In winter the woodland is relatively dormant. The fallen leaves are slowly rotting down and their litter provides a mulch (or soil cover) that naturally suppresses herbaceous plant growth that would otherwise compete with the trees in the growth season for nutrients and water. This soil cover also keeps in the moisture whilst providing a rich soup of decomposing material that gradually feeds the soil and thereby the plants… amazing!
This is the time of year to get out your tools, check that they are sharp and set to…. if you’re anticipating being out alone for a while, don’t forget to follow a lone working policy – simply, tell someone where you are going to be and what time you expect to return (not forgetting to let them know later when you’ve got your feet up by the fireside but they might still be worrying about how you’re doing with all those sharp tools in the dark!!)
Quality tools make light work! This month I’ve been pruning using Tabor Tree secateurs and Fiskar loppers to lightly shape the newly established apple trees, more on pruning fruit trees in another blog but the main job has been tackling some of the bigger hazel stools, coppicing them using the Silky Super Accel pruning saw to provide wood for Outdoor Learning Resources new range of ‘Tree Chunks’ products as well as many other uses. These Japanese steel Silky saws are just the tool for coppicing, slicing through the green wood very easily on the pull cut and leaving a lovely smooth finish. The important thing to remember when coppicing is to always leave the tree (parent plant) in good condition. Sustainability and continuing production on a rotational cycle is your aim and that can’t be done if disease and poor growth is a result of your coppicing methods.
Coppicing is an ancient method of removing useful wood and thereby encouraging fresh new growth from the plant. Cutting should only be carried out between late November and early March to avoid compromising the health of the parent plant. Even if you’ve only got a few trees that could be coppiced (willow, hazel, chestnut, birch are all suitable) try to set up a rotation so that you have a supply of recently cut green wood every year. It is recommended that all the branches are removed at the same time, leaving a ‘stool’ of smooth stumps as close to the ground as possible except if you have a reason to leave a ‘leg’. Pollarding is a form of coppicing that leaves a ‘leg’ of 1.5 – 2m above which the plant is coppiced. This enabled the grazing of sheep or woodland pigs to run underneath the regrowing branches. If deer roam in the woodland, lay some of the brash (offcuts of twiggy branches) over the stool to protect the new growth in spring from hungry mouths, they will find plenty to eat elsewhere!

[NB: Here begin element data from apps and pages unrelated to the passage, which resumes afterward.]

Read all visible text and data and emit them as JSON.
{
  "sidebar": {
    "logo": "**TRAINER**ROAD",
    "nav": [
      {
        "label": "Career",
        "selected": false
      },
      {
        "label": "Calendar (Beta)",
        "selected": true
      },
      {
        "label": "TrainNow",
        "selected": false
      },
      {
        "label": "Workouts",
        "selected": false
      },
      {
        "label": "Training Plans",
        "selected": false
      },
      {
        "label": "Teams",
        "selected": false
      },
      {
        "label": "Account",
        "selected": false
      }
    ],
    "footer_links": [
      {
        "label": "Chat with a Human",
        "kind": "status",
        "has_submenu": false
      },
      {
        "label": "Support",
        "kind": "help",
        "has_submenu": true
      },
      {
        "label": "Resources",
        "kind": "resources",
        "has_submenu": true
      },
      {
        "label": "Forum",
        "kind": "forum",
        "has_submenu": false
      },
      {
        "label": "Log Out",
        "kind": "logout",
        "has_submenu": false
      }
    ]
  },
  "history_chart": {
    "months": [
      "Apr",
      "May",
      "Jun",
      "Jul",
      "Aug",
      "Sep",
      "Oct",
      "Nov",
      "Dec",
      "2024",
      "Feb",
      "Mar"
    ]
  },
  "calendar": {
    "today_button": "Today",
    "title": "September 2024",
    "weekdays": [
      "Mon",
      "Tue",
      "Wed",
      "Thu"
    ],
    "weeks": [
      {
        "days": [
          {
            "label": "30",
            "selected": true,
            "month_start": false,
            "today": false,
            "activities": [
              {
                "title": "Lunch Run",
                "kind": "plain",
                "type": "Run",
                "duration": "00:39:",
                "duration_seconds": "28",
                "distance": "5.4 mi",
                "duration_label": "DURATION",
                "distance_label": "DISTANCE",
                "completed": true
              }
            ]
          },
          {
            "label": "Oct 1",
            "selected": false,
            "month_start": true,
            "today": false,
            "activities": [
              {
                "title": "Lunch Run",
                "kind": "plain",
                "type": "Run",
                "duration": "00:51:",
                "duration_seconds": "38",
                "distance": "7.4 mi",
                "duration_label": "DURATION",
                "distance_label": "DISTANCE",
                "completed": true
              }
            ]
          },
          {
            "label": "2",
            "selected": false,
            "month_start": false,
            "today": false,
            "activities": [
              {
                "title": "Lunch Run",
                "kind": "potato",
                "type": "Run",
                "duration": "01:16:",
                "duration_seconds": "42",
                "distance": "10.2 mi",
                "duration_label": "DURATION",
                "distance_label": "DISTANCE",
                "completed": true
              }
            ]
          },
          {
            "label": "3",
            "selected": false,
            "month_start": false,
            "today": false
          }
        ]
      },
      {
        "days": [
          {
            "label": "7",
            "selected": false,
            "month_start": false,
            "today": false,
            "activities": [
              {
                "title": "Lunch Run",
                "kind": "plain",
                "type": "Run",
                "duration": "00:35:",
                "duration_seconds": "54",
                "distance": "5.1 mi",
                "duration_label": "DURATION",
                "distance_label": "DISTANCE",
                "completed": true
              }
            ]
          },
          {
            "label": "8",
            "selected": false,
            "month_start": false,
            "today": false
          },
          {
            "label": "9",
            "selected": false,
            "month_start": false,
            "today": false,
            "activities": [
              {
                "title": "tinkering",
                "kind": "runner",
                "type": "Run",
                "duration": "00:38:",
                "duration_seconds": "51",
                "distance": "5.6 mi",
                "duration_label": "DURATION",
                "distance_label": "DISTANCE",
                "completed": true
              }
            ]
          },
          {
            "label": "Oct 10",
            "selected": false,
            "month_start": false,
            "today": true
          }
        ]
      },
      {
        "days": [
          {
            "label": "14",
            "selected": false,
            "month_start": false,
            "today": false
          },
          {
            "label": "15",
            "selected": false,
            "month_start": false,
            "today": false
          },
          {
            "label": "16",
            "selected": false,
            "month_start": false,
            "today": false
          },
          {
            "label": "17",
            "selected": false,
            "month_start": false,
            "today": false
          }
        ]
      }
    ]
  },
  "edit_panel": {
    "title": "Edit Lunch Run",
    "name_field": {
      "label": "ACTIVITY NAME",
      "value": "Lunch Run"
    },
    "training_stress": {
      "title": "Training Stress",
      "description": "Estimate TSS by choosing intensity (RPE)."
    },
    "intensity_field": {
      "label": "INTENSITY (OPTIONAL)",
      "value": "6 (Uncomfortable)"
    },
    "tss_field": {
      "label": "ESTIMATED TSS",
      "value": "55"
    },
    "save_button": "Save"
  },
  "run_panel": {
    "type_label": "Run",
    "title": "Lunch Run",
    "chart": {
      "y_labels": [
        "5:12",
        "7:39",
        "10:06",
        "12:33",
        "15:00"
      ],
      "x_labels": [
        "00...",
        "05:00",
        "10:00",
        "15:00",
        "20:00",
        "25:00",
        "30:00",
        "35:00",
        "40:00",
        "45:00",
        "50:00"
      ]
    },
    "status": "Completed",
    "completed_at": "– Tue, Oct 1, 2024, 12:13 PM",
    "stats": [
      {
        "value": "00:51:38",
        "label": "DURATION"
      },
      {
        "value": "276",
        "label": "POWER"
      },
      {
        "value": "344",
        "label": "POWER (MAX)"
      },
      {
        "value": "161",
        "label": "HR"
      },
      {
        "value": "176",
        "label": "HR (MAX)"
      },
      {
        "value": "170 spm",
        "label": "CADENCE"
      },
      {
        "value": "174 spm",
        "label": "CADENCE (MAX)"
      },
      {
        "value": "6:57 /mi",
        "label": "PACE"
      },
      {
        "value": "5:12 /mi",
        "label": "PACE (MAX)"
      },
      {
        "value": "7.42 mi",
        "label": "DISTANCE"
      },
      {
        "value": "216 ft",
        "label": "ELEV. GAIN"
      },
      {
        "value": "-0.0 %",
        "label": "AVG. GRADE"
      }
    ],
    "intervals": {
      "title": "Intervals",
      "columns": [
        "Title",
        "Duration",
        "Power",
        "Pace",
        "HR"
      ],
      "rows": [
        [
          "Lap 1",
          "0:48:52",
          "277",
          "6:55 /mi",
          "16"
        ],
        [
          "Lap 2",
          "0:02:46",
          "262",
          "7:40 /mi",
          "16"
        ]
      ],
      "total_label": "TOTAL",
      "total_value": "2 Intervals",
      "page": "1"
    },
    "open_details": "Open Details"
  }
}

Finally, trim up the cut stems using an axe or a billhook. The new Hultafors Swedish made axes that we are now stocking are a dream for this type of job, they come in a range of weights and sizes but all of them make light work of trimming up (snedding) splitting or shaping green wood branches.